In 2013, the company received 13 approvals of new drugs around the world. Its R&D investments in pharmaceuticals in the US amounted to $7.2 billion, or 22 percent of pharmaceuticals net sales, demonstrating a “commitment to innovation,” notes the company.
Eisai Co., Ltd, a Japanese firm, and parent of Woodcliff Lake-based Eisai, Inc., has allotted 20 percent of its 2013 global net sales to R&D activities, demonstrating increased emphasis in that area. Eisai’s US R&D operations are in New Jersey as well as other states, and the key areas of focus are neurology and oncology.
Eisai recently launched two new medications, i.e., Belviq for chronic weight management in adults who are obese and Fycompael for the treatment of partial-onset seizures in certain epilepsy patients.
In April, an interesting three-way deal was announced involving Glaxo-SmithKline (GSK), Novartis and Eli Lilly worth $28.5 billion. In the transaction, Novartis will acquire GSK’s cancer drugs business while selling its vaccines division to GSK and Lilly will acquire Novartis’ animal health business. Separately, Pfizer spun off its animal health business last year.

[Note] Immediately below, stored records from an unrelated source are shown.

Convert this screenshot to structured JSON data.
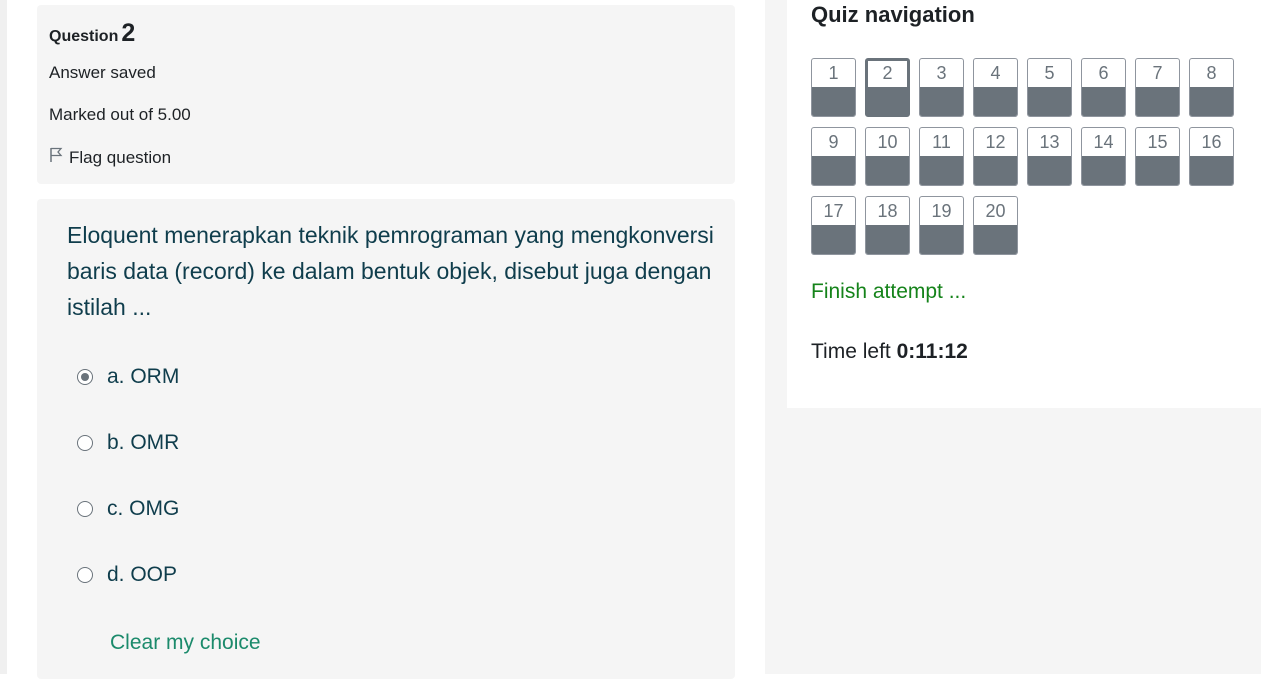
{
  "question_info": {
    "label": "Question",
    "number": "2",
    "status": "Answer saved",
    "marks": "Marked out of 5.00",
    "flag_label": "Flag question"
  },
  "question": {
    "text": "Eloquent menerapkan teknik pemrograman yang mengkonversi baris data (record) ke dalam bentuk objek, disebut juga dengan istilah ...",
    "options": [
      {
        "label": "a. ORM",
        "selected": true
      },
      {
        "label": "b. OMR",
        "selected": false
      },
      {
        "label": "c. OMG",
        "selected": false
      },
      {
        "label": "d. OOP",
        "selected": false
      }
    ],
    "clear_label": "Clear my choice"
  },
  "quiz_nav": {
    "title": "Quiz navigation",
    "buttons": [
      "1",
      "2",
      "3",
      "4",
      "5",
      "6",
      "7",
      "8",
      "9",
      "10",
      "11",
      "12",
      "13",
      "14",
      "15",
      "16",
      "17",
      "18",
      "19",
      "20"
    ],
    "current": "2",
    "finish_label": "Finish attempt ...",
    "time_label": "Time left",
    "time_value": "0:11:12"
  },
  "colors": {
    "text_primary": "#0f3d4c",
    "answered": "#6a737b",
    "finish": "#15831a",
    "clear": "#1b8a6b"
  }
}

Analysts speculate that companies are swapping assets so each can specialize in what they excel, thereby driving profits to compensate for the ongoing rounds of patent expiries taking place on best-selling drugs. One industry source called it an “industry overhaul” and forecast other big deals to come.
The Medicine Chest
Novartis comments that it values New Jersey’s position as “a hub for medical innovation.” The state’s numerous colleges and universities and thousands of life sciences companies attract some of the top scientists and talent, “making it a strategic location for Novartis.”
Clearly, the state remains in place as the “Medicine Chest of the World.” “Investing in R&D is at the heart of what we do,” HINJ’s Paranicas says.